The Fire Companies, the Fitch Report and Whitemarsh’s New Fire Services Plan

During the Monday, November 21st special meeting of Whitemarsh Township’s Board of Supervisors the board made the decision to advertise a change to its ordinance involving how fire services would be organized in the township. It plans to vote to adopt this change to the ordinance on December 1st. The new plan (download here) basically shuts out the Lincoln Fire Company, splits its coverage area between Spring Mill Fire Company and Barren Hill Fire Company, and takes the funding that Lincoln Fire Company receives from the township and uses it to create a special fund the remaining fire companies can seek funds from to use for equipment, etc.

During the meeting, the “Fitch Report” was referred to a number of times. This report was completed by an outside consultant, Fitch & Associates, in 2006. The study examined how emergency services were organized and handled in the township and made recommendations. You can download the Fitch Report here.

We have read the report and find two aspects of it interesting:

Feeling Disrespected

As we have reported, the Lincoln Fire Company wasn’t included in developing the new plan for fire services. This wasn’t by choice and its leadership wasn’t even aware of it until it was notified during a meeting with township officials who informed them that there was a new plan and the Lincoln Fire Company wasn’t part of it.

The members of Lincoln Fire Company feel slighted and unappreciated, which according to the Fitch Report, was just how they felt in 2006. From the report:


Please note that we think there is a typo in the above. We believe it should state that LFC members couldn’t serve as officers, not that they could.

How the membership of Lincoln Fire Company felt was taken into consideration in the recommendations made by the Fitch Report. The fifth recommendation from the Fitch Report recommends the approach needed to consolidate fire services:


So back in 2006, the Fitch Report found that the Lincoln Fire Company felt “disrespected” and that consolidating the fire company needed to be done through a very careful and respectful process. In 2016, Whitemarsh Township decided to create a new fire services plan and the process completely excluded any input from the Lincoln Fire Company.
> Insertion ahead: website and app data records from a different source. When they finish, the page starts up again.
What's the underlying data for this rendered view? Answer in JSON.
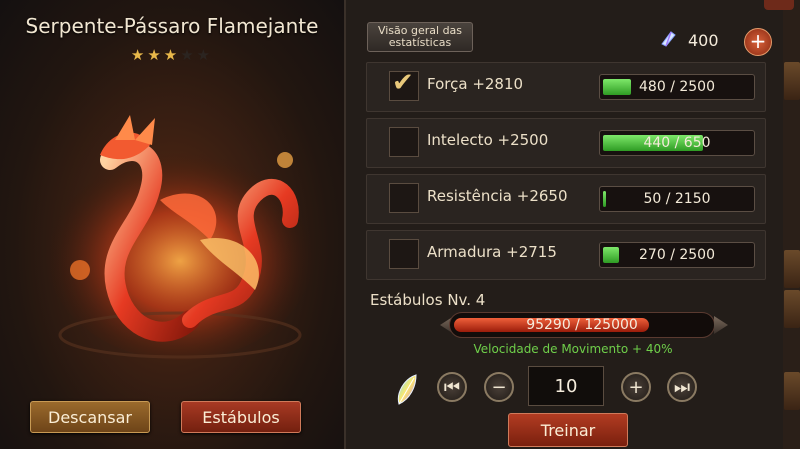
{
  "creature": {
    "name": "Serpente-Pássaro Flamejante",
    "stars_filled": 3,
    "stars_total": 5
  },
  "left_buttons": {
    "rest": "Descansar",
    "stables": "Estábulos"
  },
  "header": {
    "stats_overview": "Visão geral das estatísticas",
    "gem_count": "400",
    "add_label": "+"
  },
  "stats": [
    {
      "label": "Força  +2810",
      "checked": true,
      "bar": "480 / 2500",
      "fraction": 0.192
    },
    {
      "label": "Intelecto  +2500",
      "checked": false,
      "bar": "440 / 650",
      "fraction": 0.677
    },
    {
      "label": "Resistência  +2650",
      "checked": false,
      "bar": "50 / 2150",
      "fraction": 0.023
    },
    {
      "label": "Armadura  +2715",
      "checked": false,
      "bar": "270 / 2500",
      "fraction": 0.108
    }
  ],
  "stables": {
    "level_label": "Estábulos Nv. 4",
    "xp_text": "95290 / 125000",
    "xp_fraction": 0.762,
    "bonus_text": "Velocidade de Movimento + 40%"
  },
  "training": {
    "quantity": "10",
    "train_label": "Treinar"
  },
  "colors": {
    "accent_green": "#6fcf4a",
    "xp_red": "#d8452a",
    "button_red": "#a83a24",
    "button_gold": "#9a6a2c"
  }
}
How does that happen?

Mutual Aid

The new plan relies heavily on mutual aid. For example, the areas in Whitemarsh with Flourtown and Ft. Washington addresses, are covered by fire companies based in Upper Dublin and Springfield Townships. See the page from the new plan below:


The Fitch Report points out what Whitemarsh relies on is not mutual aid, but “automatic aid” or “closest force response.” The report states:



So for example, the massive Riverwalk Fire in Conshohocken had fire companies respond from the entire area because additional assistance was needed. That is an example of mutual aid. Relying on a fire company outside the township to put out a small fire is a “closest force response” system, not mutual aid.

In the recommendation section of the Fitch Report, it actually recommends against relying on fire companies outside the township, which is just what Whitemarsh Township has chosen to do with the new plan. The report states:



Instead of relying on outside-the-township fire companies, to cover portions of the township, the Fitch Report recommends merging Spring Mill and Lincoln Fire Companies and relocating the merged company. It is also recommended that Barren Hill Fire Company be relocated to a more central location. These recommendations are not part of the new plan.

Conclusion has been told that creating the new plan was something that Whitemarsh Township tasked Barren Hill Fire Company and Spring Mill Fire Company to create. As you can see above in the paragraphs from the Fitch Report, these are the very organizations that the report states shouldn’t be involved. The report recommends civic leaders unaffiliated with the fire companies to make sure the interests of the entire Whitemarsh community are addressed, not the “interests of the individual fire companies.” The reason we highlighted the Fitch Reports recommendations against relying on “mutual aid” is because “mutual aid” is a central tenant of the new plan. Was that because conditions changed over the 10 years since the report was submitted or was it a case of those creating not wanting to take the steps necessary (move the fire companies) for Whitemarsh-based fire companies to cover all sections of the township?

The fact that the new plan was developed in secret is problematic. As we mentioned, the Lincoln Fire Company had no idea a new plan was being developed by the other two fire companies. The fact that no one from the other two fire companies talked is pretty incredible. This also means that the civic leaders the Fitch Report recommended being involved weren’t engaged and the entire community was kept in the dark.

We want to make sure that readers understand we are not trying to create concern of how fire fighting will be handled under the new plan. We are examining the process of how the new plan was developed the way it was and why neither the Lincoln Fire Company, nor the public, was aware or engaged by the township in the process. Further, why was the Fitch Report’s warning on the need to have a process that was inclusive and respectful ignored?

More to come.